Part A: Data collection at macro, meso, and micro level

  1. Objectives of surveying information at national level

  2. Information from governmental officials

  3. Citing of secondary data

  4. Data input into analysis forms (AF)

  5. Selection of communities

  6. Structure of organizations (GO/NGO) at village/suburb level

  7. Institutions responsible for project


1. Objectives of surveying information at national level

The surveying of data relevant to nutrition in the national capital and, if necessary, a provincial or district capital has the following objectives:


2.  Information from governmental officials

Discussions with governmental officials from different, responsible sector departments and with the planning authorities (at national and provincial/district level) are necessary to clarify from their point of view


3.  Citing of secondary data

It can be assumed that in almost all countries some information is available on the nutrition and health of its population, the climate, agricultural production, and socioeconomic and cultural characteristics.  There are three sources of information which can be partly exploited before travelling to the partner country to carry out the assessment:

In the partner country in addition to government offices, the statistical bureau, the bureaus of multilateral and bilateral donor organizations, universities, research centers, and NGOs can serve as valuable sources of information.

These secondary data provide starting point information for the RAN and are important complementary information for analysis and interpretation of the data collected in the field.

Once again, it should be emphasized that the search for and analysis of secondary data requires that the specialists be well acquainted with developing countries in general and the national language in particular.  Knowing at which institution and from which person information is available, which information is credible and which is less plausible, how information is to be arranged, and how to set priorities demands fingertip sensitivity and a good "sixth sense."  Obviously, the perfect use of an instrument, such as a manual, can never substitute for these abilities.


4.  Data input into analysis forms (AF)

The Analysis Forms (AF-2 to AF-7) should be filled out step-by-step based on information gather at the  governmental level, institutions and NGOs before the survey starts in the communities. 

Data should be organized into three categories:

Comparing these data, compiled on the same form, facilitates the

These findings are compared later on with the average of the assessment findings in the 5 communities.


5.  Selection of communities

Before the multi-disciplinary team goes to the field, the communities for data collection have to be selected. It is obvious that data cannot be obtained from all communities in a potential project region. Instead, information can only be collected from a limited number of sample communities. Therefore 4 communities should be selected for assessing the nutritional and poverty situation.

The following criteria should be used for the selection of communities (villages or urban districts):

Data from impact indicators (e.g. nutritional status) as well as causal factors (e.g. availability of resources to cover basic needs), used in comparison with average data for the province or district, can serve as poverty indicators for the selection of communities. These data should then be entered onto a map (poverty mapping).

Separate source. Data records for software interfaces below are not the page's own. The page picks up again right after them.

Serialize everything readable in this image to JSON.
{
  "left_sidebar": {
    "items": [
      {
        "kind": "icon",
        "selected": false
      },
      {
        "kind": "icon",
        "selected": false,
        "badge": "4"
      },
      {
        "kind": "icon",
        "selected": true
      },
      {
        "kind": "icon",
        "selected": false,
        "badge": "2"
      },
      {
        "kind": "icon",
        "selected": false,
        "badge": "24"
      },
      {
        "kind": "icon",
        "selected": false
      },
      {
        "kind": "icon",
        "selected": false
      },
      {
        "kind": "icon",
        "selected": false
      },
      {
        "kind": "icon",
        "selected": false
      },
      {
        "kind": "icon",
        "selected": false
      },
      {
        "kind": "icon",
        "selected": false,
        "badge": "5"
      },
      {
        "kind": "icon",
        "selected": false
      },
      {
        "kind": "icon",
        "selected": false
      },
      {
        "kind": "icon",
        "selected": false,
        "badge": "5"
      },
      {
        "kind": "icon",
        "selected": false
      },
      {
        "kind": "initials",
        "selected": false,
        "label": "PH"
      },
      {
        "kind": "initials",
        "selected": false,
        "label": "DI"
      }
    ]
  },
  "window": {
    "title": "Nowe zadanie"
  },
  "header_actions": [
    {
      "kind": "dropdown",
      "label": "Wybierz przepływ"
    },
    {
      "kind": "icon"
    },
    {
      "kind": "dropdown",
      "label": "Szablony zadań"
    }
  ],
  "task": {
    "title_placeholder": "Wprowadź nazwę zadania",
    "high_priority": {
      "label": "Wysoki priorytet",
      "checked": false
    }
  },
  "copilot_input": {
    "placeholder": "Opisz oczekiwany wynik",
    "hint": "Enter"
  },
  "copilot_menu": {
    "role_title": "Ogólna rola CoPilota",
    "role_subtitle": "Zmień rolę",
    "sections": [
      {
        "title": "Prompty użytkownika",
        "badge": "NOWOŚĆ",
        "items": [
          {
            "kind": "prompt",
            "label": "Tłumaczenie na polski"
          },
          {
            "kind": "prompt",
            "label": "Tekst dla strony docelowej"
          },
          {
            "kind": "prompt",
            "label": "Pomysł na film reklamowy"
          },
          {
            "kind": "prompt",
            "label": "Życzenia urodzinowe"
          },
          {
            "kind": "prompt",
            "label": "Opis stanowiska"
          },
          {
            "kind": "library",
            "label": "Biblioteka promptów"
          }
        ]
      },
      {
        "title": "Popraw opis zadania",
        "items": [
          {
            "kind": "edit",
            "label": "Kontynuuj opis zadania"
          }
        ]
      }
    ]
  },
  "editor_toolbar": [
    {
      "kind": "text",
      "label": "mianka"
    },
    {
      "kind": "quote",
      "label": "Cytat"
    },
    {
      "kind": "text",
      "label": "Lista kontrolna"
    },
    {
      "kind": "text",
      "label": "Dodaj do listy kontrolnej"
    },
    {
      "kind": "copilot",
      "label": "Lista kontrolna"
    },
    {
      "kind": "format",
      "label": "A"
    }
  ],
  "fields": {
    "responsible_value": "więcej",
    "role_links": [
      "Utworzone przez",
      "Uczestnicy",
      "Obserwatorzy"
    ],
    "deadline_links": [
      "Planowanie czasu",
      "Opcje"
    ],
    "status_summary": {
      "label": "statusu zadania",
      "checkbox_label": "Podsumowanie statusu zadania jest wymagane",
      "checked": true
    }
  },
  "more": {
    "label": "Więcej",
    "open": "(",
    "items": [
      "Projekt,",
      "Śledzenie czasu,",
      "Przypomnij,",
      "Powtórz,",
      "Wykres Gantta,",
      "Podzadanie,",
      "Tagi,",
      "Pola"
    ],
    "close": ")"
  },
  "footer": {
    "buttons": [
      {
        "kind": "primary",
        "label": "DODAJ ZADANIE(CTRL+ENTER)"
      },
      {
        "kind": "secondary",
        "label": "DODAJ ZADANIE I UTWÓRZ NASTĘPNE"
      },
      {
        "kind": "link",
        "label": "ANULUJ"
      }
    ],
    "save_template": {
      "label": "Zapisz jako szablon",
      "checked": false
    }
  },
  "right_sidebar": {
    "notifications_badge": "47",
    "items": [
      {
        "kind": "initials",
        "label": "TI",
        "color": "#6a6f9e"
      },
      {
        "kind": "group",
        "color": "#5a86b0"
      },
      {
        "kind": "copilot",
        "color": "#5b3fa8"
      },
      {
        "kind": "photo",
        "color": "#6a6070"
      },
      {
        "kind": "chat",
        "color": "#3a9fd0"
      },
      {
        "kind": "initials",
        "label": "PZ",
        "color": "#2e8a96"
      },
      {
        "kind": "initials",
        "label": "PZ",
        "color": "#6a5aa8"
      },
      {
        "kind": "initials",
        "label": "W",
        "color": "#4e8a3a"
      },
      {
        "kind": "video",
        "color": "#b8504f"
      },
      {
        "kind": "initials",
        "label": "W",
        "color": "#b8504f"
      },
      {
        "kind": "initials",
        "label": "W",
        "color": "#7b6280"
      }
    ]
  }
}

6.  Structure of organizations (GO/NGO) at village/suburb level

The organizational structure of Governmental (GO) and Non-Governmental Organizations (NGO) at the community level gives important information about the potential organizational support for developing a project proposal. If time is available, the different representatives of the communities (key informants as well as community members {male/female}) should be asked to rank the existing organizations according to their perceived importance. For this exercise Venn Diagramming is suggested.


7.  Institutions responsible for the project

Suggestions should be made about institutions which could potentially be responsible for the project, at the district level for implementation and at the national level for political responsibility.